-- Exercise data follows --

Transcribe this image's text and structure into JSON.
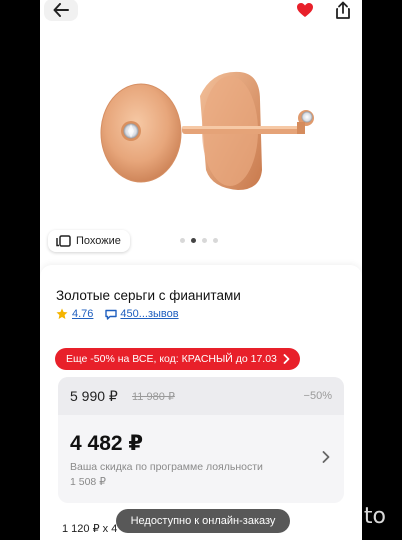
{
  "gallery": {
    "similar_label": "Похожие",
    "dots": 4,
    "active_dot": 2
  },
  "product": {
    "title": "Золотые серьги с фианитами",
    "rating": "4.76",
    "reviews": "450...зывов"
  },
  "promo": {
    "text": "Еще -50% на ВСЕ, код: КРАСНЫЙ до 17.03"
  },
  "pricing": {
    "old_price": "5 990 ₽",
    "crossed_price": "11 980 ₽",
    "discount": "−50%",
    "new_price": "4 482 ₽",
    "loyalty_text": "Ваша скидка по программе лояльности",
    "loyalty_amount": "1 508 ₽",
    "installment": "1 120 ₽ х 4"
  },
  "toast": {
    "text": "Недоступно к онлайн-заказу"
  },
  "watermark": {
    "text": "Avito"
  },
  "colors": {
    "accent_red": "#e8202a",
    "link_blue": "#1f5fbf",
    "gold": "#e7a67b"
  }
}
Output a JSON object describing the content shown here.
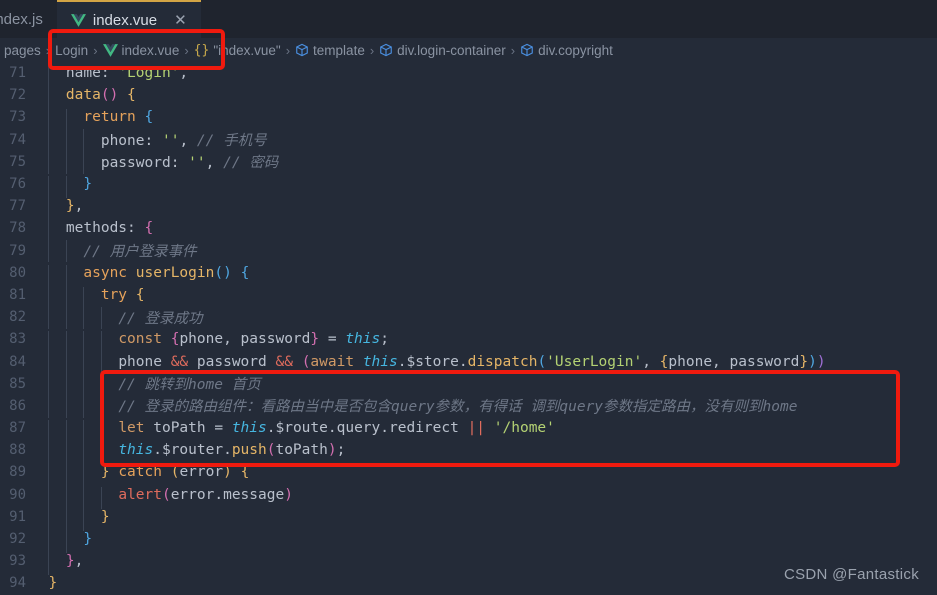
{
  "colors": {
    "editor_background": "#242b38",
    "tabbar_background": "#1f242e",
    "active_tab_accent": "#d3a545",
    "annotation_red": "#f01a0e",
    "gutter_text": "#545e70",
    "comment": "#6e7787",
    "string": "#b4d273",
    "keyword": "#c678dd",
    "vue_green": "#42b883",
    "vue_dark_green": "#35495e",
    "breadcrumb_icon_blue": "#4a8fe0"
  },
  "tabbar": {
    "tabs": [
      {
        "label": "index.js",
        "icon": "javascript-file-icon",
        "active": false,
        "closable": false
      },
      {
        "label": "index.vue",
        "icon": "vue-file-icon",
        "active": true,
        "closable": true,
        "close_glyph": "✕"
      }
    ]
  },
  "breadcrumb": {
    "items": [
      {
        "label": "pages",
        "icon": ""
      },
      {
        "label": "Login",
        "icon": ""
      },
      {
        "label": "index.vue",
        "icon": "vue-file-icon"
      },
      {
        "label": "\"index.vue\"",
        "icon": "braces-icon",
        "braces": "{}"
      },
      {
        "label": "template",
        "icon": "cube-icon"
      },
      {
        "label": "div.login-container",
        "icon": "cube-icon"
      },
      {
        "label": "div.copyright",
        "icon": "cube-icon"
      }
    ],
    "separator": "›"
  },
  "editor": {
    "first_line": 71,
    "lines": [
      {
        "n": "71",
        "indent": 2,
        "tokens": [
          {
            "t": "name",
            "c": "t-prop"
          },
          {
            "t": ": ",
            "c": "t-punc"
          },
          {
            "t": "'Login'",
            "c": "t-str"
          },
          {
            "t": ",",
            "c": "t-punc"
          }
        ]
      },
      {
        "n": "72",
        "indent": 2,
        "tokens": [
          {
            "t": "data",
            "c": "t-fn"
          },
          {
            "t": "()",
            "c": "t-brace-p"
          },
          {
            "t": " ",
            "c": "t-punc"
          },
          {
            "t": "{",
            "c": "t-brace-y"
          }
        ]
      },
      {
        "n": "73",
        "indent": 3,
        "tokens": [
          {
            "t": "return",
            "c": "t-kw2"
          },
          {
            "t": " ",
            "c": "t-punc"
          },
          {
            "t": "{",
            "c": "t-brace-b"
          }
        ]
      },
      {
        "n": "74",
        "indent": 4,
        "tokens": [
          {
            "t": "phone",
            "c": "t-prop"
          },
          {
            "t": ": ",
            "c": "t-punc"
          },
          {
            "t": "''",
            "c": "t-str"
          },
          {
            "t": ", ",
            "c": "t-punc"
          },
          {
            "t": "// 手机号",
            "c": "t-com"
          }
        ]
      },
      {
        "n": "75",
        "indent": 4,
        "tokens": [
          {
            "t": "password",
            "c": "t-prop"
          },
          {
            "t": ": ",
            "c": "t-punc"
          },
          {
            "t": "''",
            "c": "t-str"
          },
          {
            "t": ", ",
            "c": "t-punc"
          },
          {
            "t": "// 密码",
            "c": "t-com"
          }
        ]
      },
      {
        "n": "76",
        "indent": 3,
        "tokens": [
          {
            "t": "}",
            "c": "t-brace-b"
          }
        ]
      },
      {
        "n": "77",
        "indent": 2,
        "tokens": [
          {
            "t": "}",
            "c": "t-brace-y"
          },
          {
            "t": ",",
            "c": "t-punc"
          }
        ]
      },
      {
        "n": "78",
        "indent": 2,
        "tokens": [
          {
            "t": "methods",
            "c": "t-prop"
          },
          {
            "t": ": ",
            "c": "t-punc"
          },
          {
            "t": "{",
            "c": "t-brace-p"
          }
        ]
      },
      {
        "n": "79",
        "indent": 3,
        "tokens": [
          {
            "t": "// 用户登录事件",
            "c": "t-com"
          }
        ]
      },
      {
        "n": "80",
        "indent": 3,
        "tokens": [
          {
            "t": "async",
            "c": "t-kw2"
          },
          {
            "t": " ",
            "c": "t-punc"
          },
          {
            "t": "userLogin",
            "c": "t-fn"
          },
          {
            "t": "()",
            "c": "t-brace-b"
          },
          {
            "t": " ",
            "c": "t-punc"
          },
          {
            "t": "{",
            "c": "t-brace-b"
          }
        ]
      },
      {
        "n": "81",
        "indent": 4,
        "tokens": [
          {
            "t": "try",
            "c": "t-kw2"
          },
          {
            "t": " ",
            "c": "t-punc"
          },
          {
            "t": "{",
            "c": "t-brace-y"
          }
        ]
      },
      {
        "n": "82",
        "indent": 5,
        "tokens": [
          {
            "t": "// 登录成功",
            "c": "t-com"
          }
        ]
      },
      {
        "n": "83",
        "indent": 5,
        "tokens": [
          {
            "t": "const",
            "c": "t-var"
          },
          {
            "t": " ",
            "c": "t-punc"
          },
          {
            "t": "{",
            "c": "t-brace-p"
          },
          {
            "t": "phone, password",
            "c": "t-prop"
          },
          {
            "t": "}",
            "c": "t-brace-p"
          },
          {
            "t": " = ",
            "c": "t-punc"
          },
          {
            "t": "this",
            "c": "t-this"
          },
          {
            "t": ";",
            "c": "t-punc"
          }
        ]
      },
      {
        "n": "84",
        "indent": 5,
        "tokens": [
          {
            "t": "phone ",
            "c": "t-prop"
          },
          {
            "t": "&&",
            "c": "t-op"
          },
          {
            "t": " password ",
            "c": "t-prop"
          },
          {
            "t": "&&",
            "c": "t-op"
          },
          {
            "t": " ",
            "c": "t-punc"
          },
          {
            "t": "(",
            "c": "t-brace-p"
          },
          {
            "t": "await",
            "c": "t-var"
          },
          {
            "t": " ",
            "c": "t-punc"
          },
          {
            "t": "this",
            "c": "t-this"
          },
          {
            "t": ".",
            "c": "t-punc"
          },
          {
            "t": "$store",
            "c": "t-prop"
          },
          {
            "t": ".",
            "c": "t-punc"
          },
          {
            "t": "dispatch",
            "c": "t-fn"
          },
          {
            "t": "(",
            "c": "t-brace-b"
          },
          {
            "t": "'UserLogin'",
            "c": "t-str"
          },
          {
            "t": ", ",
            "c": "t-punc"
          },
          {
            "t": "{",
            "c": "t-brace-y"
          },
          {
            "t": "phone, password",
            "c": "t-prop"
          },
          {
            "t": "}",
            "c": "t-brace-y"
          },
          {
            "t": ")",
            "c": "t-brace-b"
          },
          {
            "t": ")",
            "c": "t-paren-v"
          }
        ]
      },
      {
        "n": "85",
        "indent": 5,
        "tokens": [
          {
            "t": "// 跳转到home 首页",
            "c": "t-com"
          }
        ]
      },
      {
        "n": "86",
        "indent": 5,
        "tokens": [
          {
            "t": "// 登录的路由组件：看路由当中是否包含query参数，有得话 调到query参数指定路由，没有则到home",
            "c": "t-com"
          }
        ]
      },
      {
        "n": "87",
        "indent": 5,
        "tokens": [
          {
            "t": "let",
            "c": "t-var"
          },
          {
            "t": " toPath ",
            "c": "t-prop"
          },
          {
            "t": "= ",
            "c": "t-punc"
          },
          {
            "t": "this",
            "c": "t-this"
          },
          {
            "t": ".",
            "c": "t-punc"
          },
          {
            "t": "$route",
            "c": "t-prop"
          },
          {
            "t": ".",
            "c": "t-punc"
          },
          {
            "t": "query",
            "c": "t-prop"
          },
          {
            "t": ".",
            "c": "t-punc"
          },
          {
            "t": "redirect",
            "c": "t-prop"
          },
          {
            "t": " ",
            "c": "t-punc"
          },
          {
            "t": "||",
            "c": "t-op"
          },
          {
            "t": " ",
            "c": "t-punc"
          },
          {
            "t": "'/home'",
            "c": "t-str"
          }
        ]
      },
      {
        "n": "88",
        "indent": 5,
        "tokens": [
          {
            "t": "this",
            "c": "t-this"
          },
          {
            "t": ".",
            "c": "t-punc"
          },
          {
            "t": "$router",
            "c": "t-prop"
          },
          {
            "t": ".",
            "c": "t-punc"
          },
          {
            "t": "push",
            "c": "t-fn"
          },
          {
            "t": "(",
            "c": "t-brace-p"
          },
          {
            "t": "toPath",
            "c": "t-prop"
          },
          {
            "t": ")",
            "c": "t-brace-p"
          },
          {
            "t": ";",
            "c": "t-punc"
          }
        ]
      },
      {
        "n": "89",
        "indent": 4,
        "tokens": [
          {
            "t": "}",
            "c": "t-brace-y"
          },
          {
            "t": " ",
            "c": "t-punc"
          },
          {
            "t": "catch",
            "c": "t-kw2"
          },
          {
            "t": " ",
            "c": "t-punc"
          },
          {
            "t": "(",
            "c": "t-brace-y"
          },
          {
            "t": "error",
            "c": "t-prop"
          },
          {
            "t": ")",
            "c": "t-brace-y"
          },
          {
            "t": " ",
            "c": "t-punc"
          },
          {
            "t": "{",
            "c": "t-brace-y"
          }
        ]
      },
      {
        "n": "90",
        "indent": 5,
        "tokens": [
          {
            "t": "alert",
            "c": "t-alert"
          },
          {
            "t": "(",
            "c": "t-brace-p"
          },
          {
            "t": "error",
            "c": "t-prop"
          },
          {
            "t": ".",
            "c": "t-punc"
          },
          {
            "t": "message",
            "c": "t-prop"
          },
          {
            "t": ")",
            "c": "t-brace-p"
          }
        ]
      },
      {
        "n": "91",
        "indent": 4,
        "tokens": [
          {
            "t": "}",
            "c": "t-brace-y"
          }
        ]
      },
      {
        "n": "92",
        "indent": 3,
        "tokens": [
          {
            "t": "}",
            "c": "t-brace-b"
          }
        ]
      },
      {
        "n": "93",
        "indent": 2,
        "tokens": [
          {
            "t": "}",
            "c": "t-brace-p"
          },
          {
            "t": ",",
            "c": "t-punc"
          }
        ]
      },
      {
        "n": "94",
        "indent": 1,
        "tokens": [
          {
            "t": "}",
            "c": "t-brace-y"
          }
        ]
      }
    ]
  },
  "annotations": [
    {
      "name": "breadcrumb-highlight",
      "color": "#f01a0e"
    },
    {
      "name": "code-highlight",
      "color": "#f01a0e"
    }
  ],
  "watermark": {
    "text": "CSDN @Fantastick"
  }
}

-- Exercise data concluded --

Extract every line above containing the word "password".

- Response for this exercise
            "t": "password",
            "t": "phone, password",
            "t": " password ",
            "t": "phone, password",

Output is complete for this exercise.